Is there really something called terrible twos?
Around the age of 2, Children discover for the first time their own will. They want to practise that which is great! We should not break their will, but also we should set boundaries so that the child feels that there is a strong adult there who can take care of him even when he is using his crying and misbehavior to manipulate and test the parent. The parent needs to remain strong with empathy to pass the test, because if not, both the parent and the child will suffer for a long time. D.U.R. statement, as explained in the book, is the right way forward!
Almost every other child is being brought up by nannies or babysitter, especially in cities like İstanbul. For parents, spending quality time with their children is getting harder and harder each day.
That’s why I said times are difficult for parents. They are working long hours and when they return home, they are tired. But then, they need to start their second ‘job’ with their children. They probably have only a couple of hours a day with their children and therefore they need to get it right in that short time.
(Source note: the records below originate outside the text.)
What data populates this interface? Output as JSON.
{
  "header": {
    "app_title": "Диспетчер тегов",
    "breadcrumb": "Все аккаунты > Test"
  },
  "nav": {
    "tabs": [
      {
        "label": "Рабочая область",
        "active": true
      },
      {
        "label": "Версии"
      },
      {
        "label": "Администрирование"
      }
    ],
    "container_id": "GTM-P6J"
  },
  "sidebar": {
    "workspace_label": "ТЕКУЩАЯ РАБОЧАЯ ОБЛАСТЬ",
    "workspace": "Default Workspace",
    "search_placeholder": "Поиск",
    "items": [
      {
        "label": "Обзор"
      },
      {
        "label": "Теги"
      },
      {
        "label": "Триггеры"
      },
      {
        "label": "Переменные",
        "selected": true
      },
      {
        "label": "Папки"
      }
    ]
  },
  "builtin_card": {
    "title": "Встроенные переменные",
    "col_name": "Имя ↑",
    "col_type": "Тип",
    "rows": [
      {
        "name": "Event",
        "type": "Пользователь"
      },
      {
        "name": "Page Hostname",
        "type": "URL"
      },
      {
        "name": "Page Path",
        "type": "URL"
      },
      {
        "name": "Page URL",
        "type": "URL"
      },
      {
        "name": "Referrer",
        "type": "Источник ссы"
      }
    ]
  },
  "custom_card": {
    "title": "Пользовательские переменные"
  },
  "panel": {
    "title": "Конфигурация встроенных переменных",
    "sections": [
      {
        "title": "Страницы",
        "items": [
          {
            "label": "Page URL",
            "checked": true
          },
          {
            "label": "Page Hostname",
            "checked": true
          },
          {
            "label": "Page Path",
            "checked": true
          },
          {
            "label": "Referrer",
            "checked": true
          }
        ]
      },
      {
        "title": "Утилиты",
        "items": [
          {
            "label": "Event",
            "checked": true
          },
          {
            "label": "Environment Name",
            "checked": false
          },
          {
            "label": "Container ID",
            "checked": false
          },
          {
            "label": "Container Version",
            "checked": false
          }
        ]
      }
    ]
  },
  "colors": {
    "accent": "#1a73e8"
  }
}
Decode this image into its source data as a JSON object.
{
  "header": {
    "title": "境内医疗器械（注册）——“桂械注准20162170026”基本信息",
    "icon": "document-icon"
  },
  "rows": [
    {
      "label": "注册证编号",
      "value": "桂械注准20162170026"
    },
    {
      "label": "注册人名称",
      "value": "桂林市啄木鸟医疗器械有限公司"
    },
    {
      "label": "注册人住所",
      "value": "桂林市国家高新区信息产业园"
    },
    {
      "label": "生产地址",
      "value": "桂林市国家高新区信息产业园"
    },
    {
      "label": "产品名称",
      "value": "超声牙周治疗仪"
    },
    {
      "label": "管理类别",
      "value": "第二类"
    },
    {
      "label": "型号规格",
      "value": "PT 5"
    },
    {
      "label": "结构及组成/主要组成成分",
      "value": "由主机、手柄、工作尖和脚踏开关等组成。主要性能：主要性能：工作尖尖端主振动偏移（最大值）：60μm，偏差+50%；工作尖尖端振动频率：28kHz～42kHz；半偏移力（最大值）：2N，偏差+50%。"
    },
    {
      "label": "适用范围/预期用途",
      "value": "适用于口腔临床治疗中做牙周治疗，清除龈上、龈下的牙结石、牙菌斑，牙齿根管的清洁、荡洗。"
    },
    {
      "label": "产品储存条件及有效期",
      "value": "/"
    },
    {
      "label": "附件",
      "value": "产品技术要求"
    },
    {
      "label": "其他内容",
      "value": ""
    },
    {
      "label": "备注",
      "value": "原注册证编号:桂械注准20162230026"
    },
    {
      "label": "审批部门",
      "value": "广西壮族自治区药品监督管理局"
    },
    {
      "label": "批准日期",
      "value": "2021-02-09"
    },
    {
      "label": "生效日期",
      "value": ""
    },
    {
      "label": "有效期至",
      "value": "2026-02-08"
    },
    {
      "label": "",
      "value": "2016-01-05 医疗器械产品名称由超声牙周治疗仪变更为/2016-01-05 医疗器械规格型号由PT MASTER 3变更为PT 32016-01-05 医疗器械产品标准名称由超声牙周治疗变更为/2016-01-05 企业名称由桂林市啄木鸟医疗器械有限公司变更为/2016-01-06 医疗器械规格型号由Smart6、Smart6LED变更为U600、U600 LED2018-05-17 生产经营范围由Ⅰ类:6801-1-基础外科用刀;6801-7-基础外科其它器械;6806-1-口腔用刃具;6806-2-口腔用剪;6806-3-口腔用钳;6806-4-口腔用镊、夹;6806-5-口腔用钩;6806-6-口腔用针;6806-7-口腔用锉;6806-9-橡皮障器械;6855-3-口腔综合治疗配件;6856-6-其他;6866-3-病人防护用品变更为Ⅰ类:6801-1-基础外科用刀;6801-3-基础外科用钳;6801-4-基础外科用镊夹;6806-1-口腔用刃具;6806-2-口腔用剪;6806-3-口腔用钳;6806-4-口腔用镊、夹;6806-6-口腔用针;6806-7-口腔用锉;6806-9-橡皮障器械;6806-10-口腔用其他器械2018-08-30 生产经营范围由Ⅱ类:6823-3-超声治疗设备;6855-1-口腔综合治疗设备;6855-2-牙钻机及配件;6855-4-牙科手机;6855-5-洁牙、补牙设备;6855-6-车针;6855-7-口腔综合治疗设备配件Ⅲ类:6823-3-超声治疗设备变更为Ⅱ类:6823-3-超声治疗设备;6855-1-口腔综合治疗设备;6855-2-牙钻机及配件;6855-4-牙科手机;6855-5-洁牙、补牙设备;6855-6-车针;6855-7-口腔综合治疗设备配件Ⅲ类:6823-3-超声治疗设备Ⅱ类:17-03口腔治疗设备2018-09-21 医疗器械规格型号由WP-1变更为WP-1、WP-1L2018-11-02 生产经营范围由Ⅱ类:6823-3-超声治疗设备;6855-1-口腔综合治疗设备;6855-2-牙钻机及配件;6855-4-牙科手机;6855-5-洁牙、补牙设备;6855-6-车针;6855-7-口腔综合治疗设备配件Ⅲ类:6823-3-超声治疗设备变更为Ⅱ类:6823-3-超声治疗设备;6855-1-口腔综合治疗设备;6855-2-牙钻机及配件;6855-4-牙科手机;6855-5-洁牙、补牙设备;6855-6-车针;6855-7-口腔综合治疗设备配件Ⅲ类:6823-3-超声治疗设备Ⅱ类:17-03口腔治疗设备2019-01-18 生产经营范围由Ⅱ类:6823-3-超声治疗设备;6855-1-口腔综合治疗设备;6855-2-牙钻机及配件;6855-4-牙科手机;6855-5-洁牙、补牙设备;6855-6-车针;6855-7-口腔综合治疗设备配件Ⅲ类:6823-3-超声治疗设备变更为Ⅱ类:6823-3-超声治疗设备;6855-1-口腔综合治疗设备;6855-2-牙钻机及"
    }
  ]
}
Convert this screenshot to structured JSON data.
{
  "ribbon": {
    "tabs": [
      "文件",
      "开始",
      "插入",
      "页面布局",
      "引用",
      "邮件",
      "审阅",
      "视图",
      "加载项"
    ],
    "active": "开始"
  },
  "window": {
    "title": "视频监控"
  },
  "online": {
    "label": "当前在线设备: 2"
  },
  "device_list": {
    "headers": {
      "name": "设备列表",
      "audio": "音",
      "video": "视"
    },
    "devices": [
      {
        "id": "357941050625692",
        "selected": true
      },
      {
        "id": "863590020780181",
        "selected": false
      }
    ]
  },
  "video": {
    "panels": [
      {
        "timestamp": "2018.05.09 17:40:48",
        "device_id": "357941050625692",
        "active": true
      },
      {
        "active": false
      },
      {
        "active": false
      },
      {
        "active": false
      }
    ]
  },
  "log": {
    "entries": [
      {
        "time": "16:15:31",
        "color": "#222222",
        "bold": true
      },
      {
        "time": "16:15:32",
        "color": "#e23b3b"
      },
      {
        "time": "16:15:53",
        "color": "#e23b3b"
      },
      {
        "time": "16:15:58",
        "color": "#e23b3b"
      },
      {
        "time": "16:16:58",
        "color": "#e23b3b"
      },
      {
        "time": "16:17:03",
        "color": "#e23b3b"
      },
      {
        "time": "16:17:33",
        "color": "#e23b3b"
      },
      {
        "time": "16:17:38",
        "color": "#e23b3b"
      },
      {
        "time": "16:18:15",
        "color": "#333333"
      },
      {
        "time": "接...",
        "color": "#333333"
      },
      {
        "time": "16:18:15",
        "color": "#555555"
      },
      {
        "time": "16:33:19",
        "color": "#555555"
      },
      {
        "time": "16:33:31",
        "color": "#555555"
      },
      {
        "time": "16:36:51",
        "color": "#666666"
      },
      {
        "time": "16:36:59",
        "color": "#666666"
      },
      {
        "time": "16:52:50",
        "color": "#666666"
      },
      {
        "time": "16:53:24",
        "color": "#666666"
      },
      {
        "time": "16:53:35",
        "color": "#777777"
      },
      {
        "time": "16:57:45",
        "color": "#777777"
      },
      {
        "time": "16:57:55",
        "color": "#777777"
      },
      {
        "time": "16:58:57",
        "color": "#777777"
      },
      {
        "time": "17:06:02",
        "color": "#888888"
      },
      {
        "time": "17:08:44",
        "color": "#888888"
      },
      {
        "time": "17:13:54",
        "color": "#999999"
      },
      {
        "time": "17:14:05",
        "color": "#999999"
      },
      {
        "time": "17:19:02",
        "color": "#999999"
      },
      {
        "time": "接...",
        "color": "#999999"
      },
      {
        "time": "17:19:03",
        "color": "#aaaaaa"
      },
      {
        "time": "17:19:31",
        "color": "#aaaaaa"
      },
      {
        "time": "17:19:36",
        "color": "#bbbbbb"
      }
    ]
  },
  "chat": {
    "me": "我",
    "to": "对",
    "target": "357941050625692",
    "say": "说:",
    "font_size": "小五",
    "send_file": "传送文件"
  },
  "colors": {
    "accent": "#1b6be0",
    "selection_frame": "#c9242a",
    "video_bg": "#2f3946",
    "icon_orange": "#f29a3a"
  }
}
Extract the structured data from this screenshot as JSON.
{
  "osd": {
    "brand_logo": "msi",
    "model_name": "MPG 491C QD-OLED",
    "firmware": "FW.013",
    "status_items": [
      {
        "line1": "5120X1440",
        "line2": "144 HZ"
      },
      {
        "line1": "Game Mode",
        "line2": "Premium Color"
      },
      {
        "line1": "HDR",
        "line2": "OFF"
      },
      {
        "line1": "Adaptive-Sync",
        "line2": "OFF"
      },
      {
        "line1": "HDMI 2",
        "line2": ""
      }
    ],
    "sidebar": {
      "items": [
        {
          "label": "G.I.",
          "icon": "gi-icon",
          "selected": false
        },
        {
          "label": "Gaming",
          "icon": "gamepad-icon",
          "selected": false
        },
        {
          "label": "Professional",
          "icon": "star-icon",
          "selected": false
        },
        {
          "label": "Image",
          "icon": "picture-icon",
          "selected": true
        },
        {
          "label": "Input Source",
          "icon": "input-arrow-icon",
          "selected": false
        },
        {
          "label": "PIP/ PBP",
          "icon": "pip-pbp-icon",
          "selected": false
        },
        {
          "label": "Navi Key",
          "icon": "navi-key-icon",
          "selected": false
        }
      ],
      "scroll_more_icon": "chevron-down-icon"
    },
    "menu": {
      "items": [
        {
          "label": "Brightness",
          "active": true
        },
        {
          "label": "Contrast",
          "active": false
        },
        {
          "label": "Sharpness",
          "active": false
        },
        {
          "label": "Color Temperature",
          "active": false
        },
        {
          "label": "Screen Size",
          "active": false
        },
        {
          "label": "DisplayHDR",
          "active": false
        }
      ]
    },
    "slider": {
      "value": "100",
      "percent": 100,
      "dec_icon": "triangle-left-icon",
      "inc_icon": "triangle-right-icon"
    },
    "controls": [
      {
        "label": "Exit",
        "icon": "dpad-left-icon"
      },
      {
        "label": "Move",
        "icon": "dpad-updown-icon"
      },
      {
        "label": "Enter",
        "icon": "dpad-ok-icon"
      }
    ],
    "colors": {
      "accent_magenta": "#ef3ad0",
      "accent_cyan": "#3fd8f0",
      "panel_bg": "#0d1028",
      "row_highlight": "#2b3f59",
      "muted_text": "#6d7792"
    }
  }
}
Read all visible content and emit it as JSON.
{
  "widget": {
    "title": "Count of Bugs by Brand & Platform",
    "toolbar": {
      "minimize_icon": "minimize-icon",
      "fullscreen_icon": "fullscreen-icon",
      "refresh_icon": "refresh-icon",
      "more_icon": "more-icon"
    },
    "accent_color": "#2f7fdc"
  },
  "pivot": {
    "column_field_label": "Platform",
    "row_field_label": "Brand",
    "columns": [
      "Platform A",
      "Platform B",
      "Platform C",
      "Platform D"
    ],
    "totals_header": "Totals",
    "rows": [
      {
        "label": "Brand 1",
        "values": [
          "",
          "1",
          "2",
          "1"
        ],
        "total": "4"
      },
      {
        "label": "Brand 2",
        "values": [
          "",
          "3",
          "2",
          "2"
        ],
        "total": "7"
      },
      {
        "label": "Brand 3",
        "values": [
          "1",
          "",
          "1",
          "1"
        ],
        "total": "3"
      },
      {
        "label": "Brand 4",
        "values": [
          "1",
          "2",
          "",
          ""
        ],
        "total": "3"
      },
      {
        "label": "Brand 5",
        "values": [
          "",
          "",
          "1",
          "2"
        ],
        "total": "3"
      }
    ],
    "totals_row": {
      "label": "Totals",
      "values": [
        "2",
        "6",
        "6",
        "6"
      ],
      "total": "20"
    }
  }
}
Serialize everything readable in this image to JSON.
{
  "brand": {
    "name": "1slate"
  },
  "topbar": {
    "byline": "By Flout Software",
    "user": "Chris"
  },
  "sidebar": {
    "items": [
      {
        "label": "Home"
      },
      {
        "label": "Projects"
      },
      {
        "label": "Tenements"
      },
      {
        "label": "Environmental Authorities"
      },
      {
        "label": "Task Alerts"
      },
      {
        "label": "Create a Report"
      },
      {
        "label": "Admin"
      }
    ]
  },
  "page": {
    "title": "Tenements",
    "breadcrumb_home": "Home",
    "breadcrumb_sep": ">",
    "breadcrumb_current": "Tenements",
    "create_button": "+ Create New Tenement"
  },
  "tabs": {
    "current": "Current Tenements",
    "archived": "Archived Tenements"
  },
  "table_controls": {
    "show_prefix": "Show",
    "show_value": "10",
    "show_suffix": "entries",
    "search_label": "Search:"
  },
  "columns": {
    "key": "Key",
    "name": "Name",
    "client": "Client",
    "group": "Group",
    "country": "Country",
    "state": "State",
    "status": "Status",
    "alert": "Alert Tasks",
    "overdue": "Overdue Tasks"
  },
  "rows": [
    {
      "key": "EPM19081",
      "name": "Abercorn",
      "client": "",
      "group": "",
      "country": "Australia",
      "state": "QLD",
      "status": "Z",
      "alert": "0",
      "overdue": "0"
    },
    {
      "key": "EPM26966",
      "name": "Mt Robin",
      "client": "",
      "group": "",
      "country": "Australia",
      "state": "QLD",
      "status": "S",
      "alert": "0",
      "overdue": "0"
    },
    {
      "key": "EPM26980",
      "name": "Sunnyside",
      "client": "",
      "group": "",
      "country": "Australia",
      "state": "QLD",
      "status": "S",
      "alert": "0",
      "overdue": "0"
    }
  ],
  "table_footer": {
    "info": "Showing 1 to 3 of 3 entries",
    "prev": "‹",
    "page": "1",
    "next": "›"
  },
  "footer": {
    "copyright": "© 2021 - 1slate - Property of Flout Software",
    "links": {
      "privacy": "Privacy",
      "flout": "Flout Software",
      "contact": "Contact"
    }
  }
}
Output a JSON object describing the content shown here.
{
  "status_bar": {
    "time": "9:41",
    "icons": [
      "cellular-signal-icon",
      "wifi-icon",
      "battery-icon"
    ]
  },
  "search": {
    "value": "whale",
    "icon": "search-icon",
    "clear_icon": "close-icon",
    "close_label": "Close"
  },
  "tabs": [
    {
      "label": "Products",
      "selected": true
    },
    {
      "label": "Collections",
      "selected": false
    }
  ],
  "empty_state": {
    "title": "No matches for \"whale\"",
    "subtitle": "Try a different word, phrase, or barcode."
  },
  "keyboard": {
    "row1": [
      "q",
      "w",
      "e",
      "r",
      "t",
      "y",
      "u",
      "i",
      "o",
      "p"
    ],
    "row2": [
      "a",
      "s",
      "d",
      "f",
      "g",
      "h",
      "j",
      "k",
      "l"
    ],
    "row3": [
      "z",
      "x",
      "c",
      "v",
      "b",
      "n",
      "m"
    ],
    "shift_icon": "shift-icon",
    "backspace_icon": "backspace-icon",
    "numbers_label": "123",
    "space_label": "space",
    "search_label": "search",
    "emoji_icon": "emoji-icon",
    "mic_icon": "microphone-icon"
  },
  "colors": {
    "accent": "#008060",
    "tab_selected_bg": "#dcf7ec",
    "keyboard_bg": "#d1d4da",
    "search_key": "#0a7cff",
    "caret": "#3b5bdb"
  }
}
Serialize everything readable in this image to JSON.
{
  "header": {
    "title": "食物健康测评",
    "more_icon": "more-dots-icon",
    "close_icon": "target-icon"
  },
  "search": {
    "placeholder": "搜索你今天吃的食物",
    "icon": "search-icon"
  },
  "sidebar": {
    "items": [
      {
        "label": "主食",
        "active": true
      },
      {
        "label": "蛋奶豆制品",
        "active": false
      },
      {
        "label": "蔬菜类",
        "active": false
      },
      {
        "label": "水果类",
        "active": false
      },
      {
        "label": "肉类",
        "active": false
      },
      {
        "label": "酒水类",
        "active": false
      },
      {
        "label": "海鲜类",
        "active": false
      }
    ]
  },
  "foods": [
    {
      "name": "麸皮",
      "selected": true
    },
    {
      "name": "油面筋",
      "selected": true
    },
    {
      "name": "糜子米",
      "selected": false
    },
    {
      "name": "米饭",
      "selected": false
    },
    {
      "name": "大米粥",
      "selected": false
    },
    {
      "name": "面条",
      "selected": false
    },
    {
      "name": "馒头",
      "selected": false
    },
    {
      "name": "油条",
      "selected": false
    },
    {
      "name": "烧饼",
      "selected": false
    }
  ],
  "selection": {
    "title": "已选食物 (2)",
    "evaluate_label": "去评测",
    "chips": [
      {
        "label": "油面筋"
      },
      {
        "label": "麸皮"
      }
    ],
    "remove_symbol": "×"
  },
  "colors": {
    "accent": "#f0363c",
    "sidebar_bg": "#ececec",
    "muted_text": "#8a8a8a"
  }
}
Special play time skills can support them with that.
Nowadays there are cameras at homes. We can watch how our children is treated. What about if there are some words nannies use that we find wrong? Does it have any negative effect on young children? Babies do not understand words yet. Do the things they don’t understand yet have any effect on their subconscious mind?
Of course! The bad words and the attitude behind them, are affecting children very much. Children are super sensitive. They know intuitively when they are loved and when they are not. They feel everything. They do not need the words.
What is the description of best parental language?
To say ‘I love you’ and express it and when they are disappointed to say ‘I am disappointed’ without shouting. The parents need to understand that they set an example to the children and those children will be shaped according to their behaviour.
How about saying whenever possible ‘I love you.’ or ‘Well done!’, ‘Bravo to my daughter/son!’, ‘You are super.’?
“I love you” is great. “well done” is good. But superlatives, such as, ‘you are a clever boy’, ‘you are a good girl’, ‘you are a beautiful girl’, are all damaging. ‘Oh you are such a genius, you are genius, what a genius.. there is nobody like you.’ or ‘You are the prettiest girl ever ever ever!’ Saying those things are affecting children negatively.
They are like labels which turn into the child’s prison. Even though the parent’s intention is good, those superlatives hide expectation for the child to always be that way. Instead of empowering children, these statements pull them down with the heaviness of the expectations, fearing that they eventually will disappoint the parent because they do not think they are that clever, beautiful, etc.
Once they are labeled as ‘genius’, for example, they are frightened to make any mistake for people to discover that they are not that clever and so they choose to remain in their comfort zone! ‘They will discover the truth that I am not that genius as somebody in my class knew the answer and I didn’t. So I need to protect myself all the time.’ And so the child is in the prison of ‘being a genius’.
The same with ‘You are the prettiest or the most handsome.’ It’s too much, too much for them. Those labels are damaging. Of course, the negative labels are damaging just as much.
How can the parents who would like to participate in your lectures or who would love to take a private session for their children reach you?
Has been another great interview. I am so lucky! Thank you.